▶ WHAT THE TASK ASKS: Collect all lines below with the string "организации".

Items from an interface collection
-------
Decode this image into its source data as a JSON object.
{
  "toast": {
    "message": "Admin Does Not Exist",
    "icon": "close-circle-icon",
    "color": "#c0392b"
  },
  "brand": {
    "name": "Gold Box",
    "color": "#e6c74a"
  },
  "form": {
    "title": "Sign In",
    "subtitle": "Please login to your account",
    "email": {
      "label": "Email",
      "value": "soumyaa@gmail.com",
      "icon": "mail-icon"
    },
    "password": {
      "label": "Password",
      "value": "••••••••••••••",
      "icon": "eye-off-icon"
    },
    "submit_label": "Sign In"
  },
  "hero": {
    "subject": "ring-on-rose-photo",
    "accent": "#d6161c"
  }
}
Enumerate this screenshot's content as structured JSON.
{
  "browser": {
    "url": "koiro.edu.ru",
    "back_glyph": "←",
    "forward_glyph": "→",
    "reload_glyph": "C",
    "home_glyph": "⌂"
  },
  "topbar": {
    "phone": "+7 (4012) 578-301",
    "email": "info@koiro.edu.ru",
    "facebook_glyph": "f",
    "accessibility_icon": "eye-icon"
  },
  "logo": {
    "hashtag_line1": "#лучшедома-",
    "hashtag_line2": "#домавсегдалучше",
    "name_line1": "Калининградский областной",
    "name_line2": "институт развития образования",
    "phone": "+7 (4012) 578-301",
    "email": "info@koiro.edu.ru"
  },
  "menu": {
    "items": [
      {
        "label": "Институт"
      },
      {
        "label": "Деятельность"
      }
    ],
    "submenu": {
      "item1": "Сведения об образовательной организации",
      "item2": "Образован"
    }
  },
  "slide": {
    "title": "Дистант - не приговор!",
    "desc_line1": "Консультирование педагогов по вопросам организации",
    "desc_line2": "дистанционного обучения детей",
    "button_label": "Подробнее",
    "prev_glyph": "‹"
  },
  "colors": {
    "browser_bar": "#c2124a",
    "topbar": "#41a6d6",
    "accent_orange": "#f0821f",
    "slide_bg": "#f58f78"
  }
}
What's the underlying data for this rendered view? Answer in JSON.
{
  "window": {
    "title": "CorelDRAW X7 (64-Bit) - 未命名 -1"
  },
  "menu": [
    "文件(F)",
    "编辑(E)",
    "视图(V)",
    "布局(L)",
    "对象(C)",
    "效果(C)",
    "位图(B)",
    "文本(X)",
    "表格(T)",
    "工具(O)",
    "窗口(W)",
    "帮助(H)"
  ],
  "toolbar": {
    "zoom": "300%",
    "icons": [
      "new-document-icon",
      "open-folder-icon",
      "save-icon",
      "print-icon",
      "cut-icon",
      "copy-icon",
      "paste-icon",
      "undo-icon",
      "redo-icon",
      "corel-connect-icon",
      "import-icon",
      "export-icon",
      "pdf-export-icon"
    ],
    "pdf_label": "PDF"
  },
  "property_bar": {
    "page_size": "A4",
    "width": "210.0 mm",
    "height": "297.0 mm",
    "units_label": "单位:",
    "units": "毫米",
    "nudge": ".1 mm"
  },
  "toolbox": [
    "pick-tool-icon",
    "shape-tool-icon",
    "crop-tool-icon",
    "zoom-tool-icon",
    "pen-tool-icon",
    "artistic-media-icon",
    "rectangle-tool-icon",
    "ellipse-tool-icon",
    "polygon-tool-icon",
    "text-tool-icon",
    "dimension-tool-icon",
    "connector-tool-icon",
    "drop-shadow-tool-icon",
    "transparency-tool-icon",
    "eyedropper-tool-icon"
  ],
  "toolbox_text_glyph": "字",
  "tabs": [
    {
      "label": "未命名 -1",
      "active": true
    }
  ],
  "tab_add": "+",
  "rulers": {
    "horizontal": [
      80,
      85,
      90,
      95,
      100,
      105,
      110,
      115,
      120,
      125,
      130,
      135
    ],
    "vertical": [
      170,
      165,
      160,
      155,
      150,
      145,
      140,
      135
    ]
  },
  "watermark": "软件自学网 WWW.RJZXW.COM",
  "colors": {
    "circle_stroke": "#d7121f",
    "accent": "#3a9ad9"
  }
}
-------
▶ RESULT OF THE EXERCISE:
      "item1": "Сведения об образовательной организации",
    "desc_line1": "Консультирование педагогов по вопросам организации",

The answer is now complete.